• Most people still depend on their paychecks. True, a lot more people own some stock now, though much of that is through retirement accounts. But if you look at who holds the big money in the stock market, it is, as Democratic presidential candidate Bernie Sanders would put it, “millionaires and billionaires.” Data from the Economic Policy Institute reveal that the bottom 80 percent of households hold less than 10 percent of the value of the stock market; the top 10 percent holds 80 percent of the value; the top 1 percent, 35 percent of the value. I recently showed that real weekly earnings of middle-wage earners rose in the past two years (thanks more to low inflation than faster wage growth, but still…). The fact that the income source—paychecks—of working families is doing better than the equity markets is another reason why the market swoon is not obviously recessionary.

It also means that Federal Reserve should keep their feet off the brakes: Employment and wage growth are what’s fueling overall growth right now. Raising rates to slow that down, especially given the marked absence of inflationary pressures, would be a serious policy mistake (if anything, the recent developments spooking the markets, including the tanking of oil prices, is deflationary, not inflationary).

Remember, I’m not saying: “all clear, no recession in sight!” Summers, in the post to which I linked above, believes the markets’ reaction to both China’s slowdown and crashing oil prices are providing an ominous early warning signal:  “Because of China’s scale, its potential volatility and the limited room for conventional monetary maneuvers, the global risk to domestic economic performance in the United States, Europe and many emerging markets is as great as any time I can remember.”

Moreover, while I’m somewhat reassured by the table above showing the differences between the economy and the markets, there are interconnections you don’t see in that simple analysis. It’s completely possible for losses in a small but systemically important sector to ripple through the economy, causing way more damage than expected.

So, putting all the above info together, here’s where I think we are. Larry’s point about “limited room” for conventional monetary policy is one I highlighted earlier on these pages.
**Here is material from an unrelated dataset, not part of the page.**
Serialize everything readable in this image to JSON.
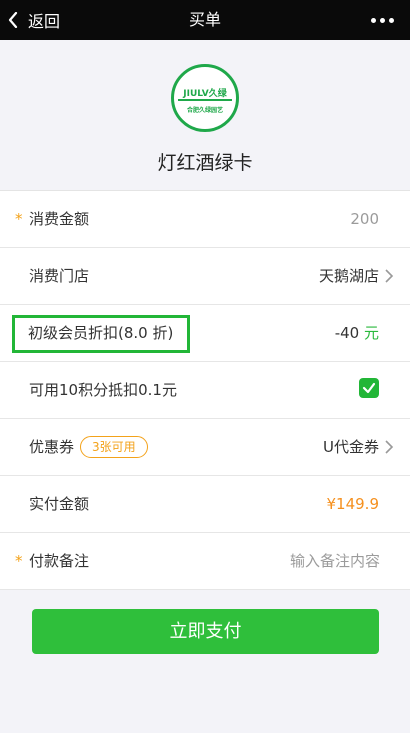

There’s a good chance that by the time the next downturn hits, the Fed won’t have had time to “reload,” i.e., to raise the interest rate they control to a point where lowering it would provide needed monetary stimulus.

Our best policy move is thus analogous to what we and everyone else in my neighborhood appear to be doing: prepare for the blizzard! In economic terms, that means great caution at the Fed in terms of roughing up an already vulnerable economy with unwarranted rate hikes. And given the Fed’s “reload” problem, it means being ready to employ fiscal policy measures, like Unemployment Insurance and other safety net functions, along with job-creating investments in public infrastructure.

That requires a functional Congress.

In other words, if you want to worry about something other than two feet of snow, and something we can actually do something about in an election year, worry about politics. If we can get that right, we might be able to deal with the economy.